An Outdoorsman’s Journal – 1-29-2014
by Mark Walters
The Ice/Feast or Famine
This week I gave myself a sink or swim, feast or famine challenge. I put myself on the ice for a Sunday thru a Monday. I did not bring a tent, nor did I bring food (other than dog food for Fire) water, lights or a cook stove.
In other words, I was on the ice for 36-hours, if I was not man enough to catch a fish I was not going to eat. If I could not handle sleeping without a tent I would not sleep.
If I could not melt snow, I would not drink.
My challenge took place on backwaters of the Mississippi River near Trempealeau.
For luxuries, I had my Polaris “Sportsman” 500 for the 2-mile journey. For cutting through the ice I had the best auger in the world, which is the Jiffy “Pro 4” which runs on propane and is an incredible machine.
Sunday, January 19th
High 31, low 26
I found this spot back in the mid 90’s by pulling an Otter Sled loaded with gear as did both of my dogs at the time (Star and Pearl). I would walk 500-yards, drill a hole with a hand auger, realize that I did not have deep enough water and then go another 500-yards.
Just before dark I found water, set out tip ups, and caught a 32-inch northern pike. I made camp and have lived at least 70 nights of my life here since that first experience.
Today, I was very excited as I have caught some big kahuna’s here and I wanted to see if I was up to my personal challenge. After setting out three tip ups, I began the job of collecting firewood, which can be quite a challenge as I did not have a saw and most downed trees have their branches attached, are buried by snow or are too big. After I had enough wood, I took my machete and cut an entire Otter Sled load of wild rice stalks, which I would use for a mattress and as kindling when starting my fire.
Meanwhile my 6-foot, 160-pound/no body fat body was starting to say send me some food. What happens is that I start to get the shakes, a bit of blurred vision, and as soon as I put something in my stomach everything is fine.
By 3:00 p.m. I was starting to realize something, that I already knew, and that there was a very good chance that the fish would not be hungry. In January there is very little oxygen in the water (especially this January) and fish survive by shutting down their metabolisms.
By 5:00 I had two minnow tips and then I actually had a monster from the deep trip a flag, pull out about 20 feet of line and drop my minnow.
Just before dark, I was very hungry, told myself I would go to my sleeping bag as soon as it was dark out to conserve energy if I did not catch anything, and then a flag went up telling me that just maybe dinner was on the other end.

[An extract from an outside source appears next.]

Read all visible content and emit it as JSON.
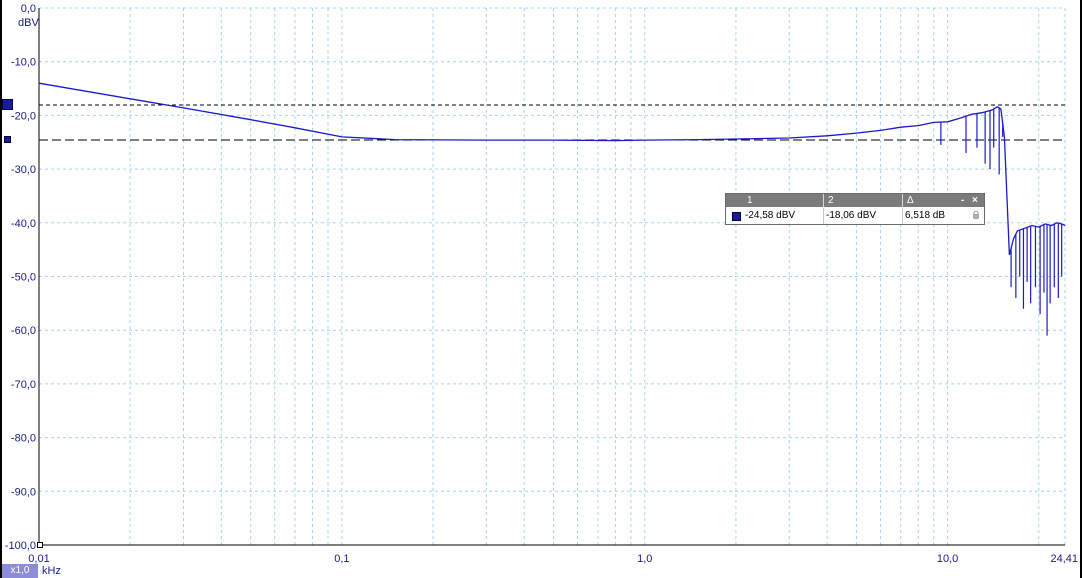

When I reached the tip up the gator was running and I knew that at least I was going to have a chance at dinner. After a solid fight I had two chances at pulling my supper out of the hole and both times it slithered back down below the ice.

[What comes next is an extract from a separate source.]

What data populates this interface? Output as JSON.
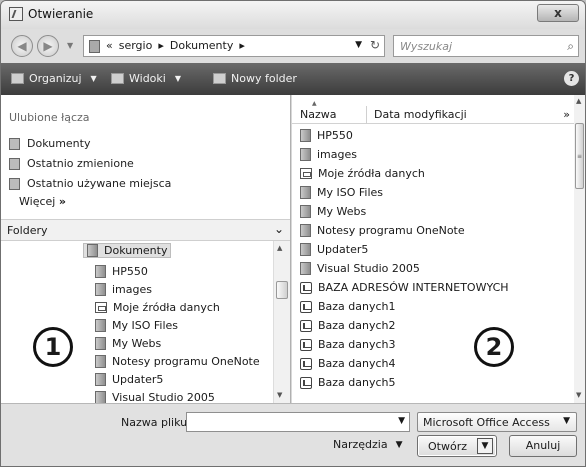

I kind of told myself to pull my head out of my u know what and on the 3rd try a beautiful 26-inch northern pike was flopping on the ice.
I already had a fire going and within minutes I had filleted my catch, y boned it and had it cooking over a campfire.

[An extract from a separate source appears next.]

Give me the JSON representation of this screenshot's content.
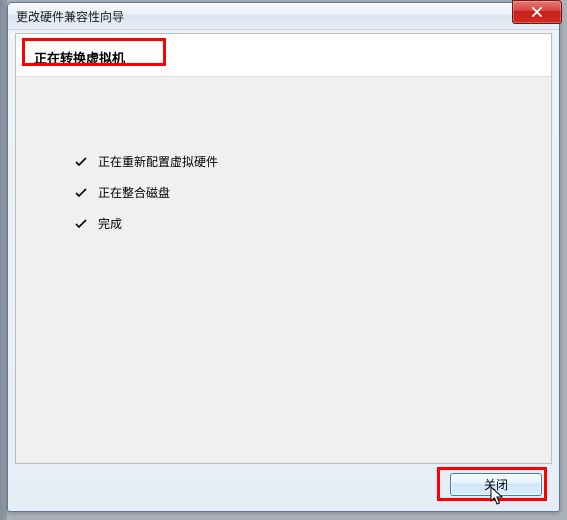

I also melted snow in a pan, which tasted terrible, as I believe there must have been too many meals cooked in it over the years. I drank water because I had to, but had to pinch my nose with every sip so I could not taste it.
The northern pike provided so much meat that I felt like a glutten and then I had a brainstorm and that was I would sleep inside of my Otter Sled. It is six-feet long and was mighty comfy, especially with my pup Fire lying beside me.
The next day I fished for 7-hours and did not catch a fish. I was so hungry that I stopped to eat in LaCrosse and then again in Tomah an hour later.
I really enjoyed this challenge and think I should do more in the future and could also go the hunting route.
The next time someone you know thinks it’s a ton of work to get off their recliner to get the remote that is 5-feet away and the real work out is going into the kitchen to get a bag of chips, read this story and realize that here in America we have it made.
Challenge yourself! Sunset
THIS WEEK’S COLUMN IS SPONSORED BY: Hiawatha National Bank